(Reuters) - Workers were ordered to withdraw briefly from a stricken Japanese nuclear power plant on Wednesday after radiation levels surged, Kyodo news reported, a development that suggested the crisis was spiraling out of control.
Just hours earlier another fire broke out at the earthquake-crippled plant, which has sent low levels of radiation wafting into Tokyo in the past 24 hours, triggering both fear in the capital and international alarm.
The workers were allowed back into the plant after almost an hour when the radiation levels had fallen.
Japan's chief government spokesman said it was "not realistic" to think the Daiichi nuclear plant in Fukushima, 240 kms (150 miles) north of Tokyo, would reach the start of a nuclear chain reaction, but said officials were talking to the U.S. military about possible help.
While public broadcaster NHK said flames were no longer visible at the building housing the No.4 reactor of the plant, TV pictures showed smoke or steam rising from the facility around 0100 GMT.
Academics and nuclear experts agree that the solutions being proposed to contain damage to the reactors are last-ditch efforts to stem what could well be remembered as one of the world's worst industrial disasters.
"This is a slow-moving nightmare," said Dr Thomas Neff, a research affiliate at the Center for International Studies, which is part of the Massachusetts Institute of Technology.
Concern had earlier been mounting that the skeleton crews dealing with the crisis might not be big enough, or were possibly exhausted after working for days since last Friday's massive earthquake damaged the facility. Authorities had withdrawn 750 workers on Tuesday, leaving only 50.
The plight of hundreds of thousands left homeless by the quake and devastating tsunami that followed worsened overnight following a cold snap that brought snow to some of the worst-affected areas.
While the official death toll stands at around 4,000, more than 7,000 are listed as missing and the figure is expected to rise.
In the first hint of international frustration at the pace of updates from Japan, Yukiya Amano, director general of the International Atomic Energy Agency, said he wanted more timely and detailed information.
"We do not have all the details of the information so what we can do is limited," Amano told a news conference in Vienna. "I am trying to further improve the communication."
Several experts said that Japanese authorities were underplaying the severity of the incident, particularly on a scale called INES used to rank nuclear incidents. The Japanese have so far rated the accident a four on a one-to-seven scale, but that rating was issued on Saturday and since then the situation has worsened dramatically.
France's nuclear safety authority ASN said Tuesday it should be classed as a level-six incident.

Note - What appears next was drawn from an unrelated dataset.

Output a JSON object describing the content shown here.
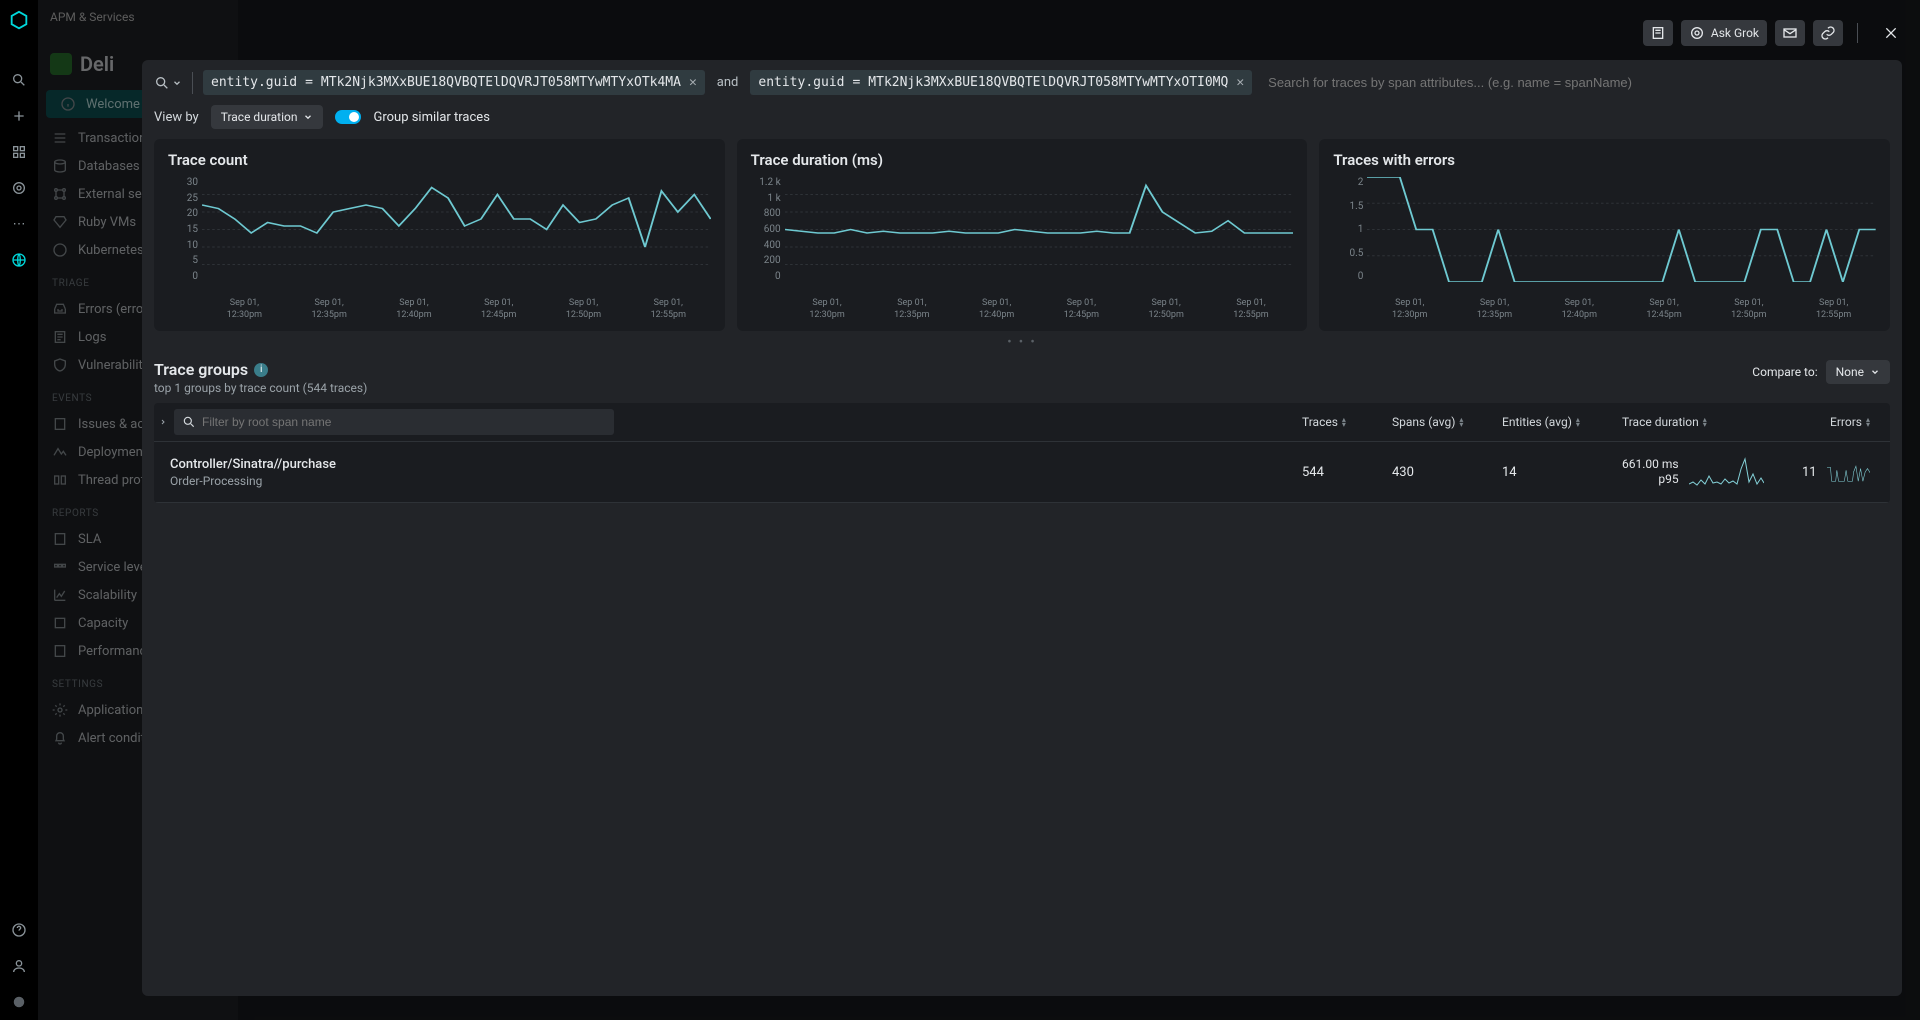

Japanese Prime Minister Naoto Kan on Tuesday urged people within 30 km (18 miles) of the facility -- a population of 140,000 -- to remain indoors, as authorities grappled with the world's most serious nuclear accident since the Chernobyl disaster in Ukraine in 1986.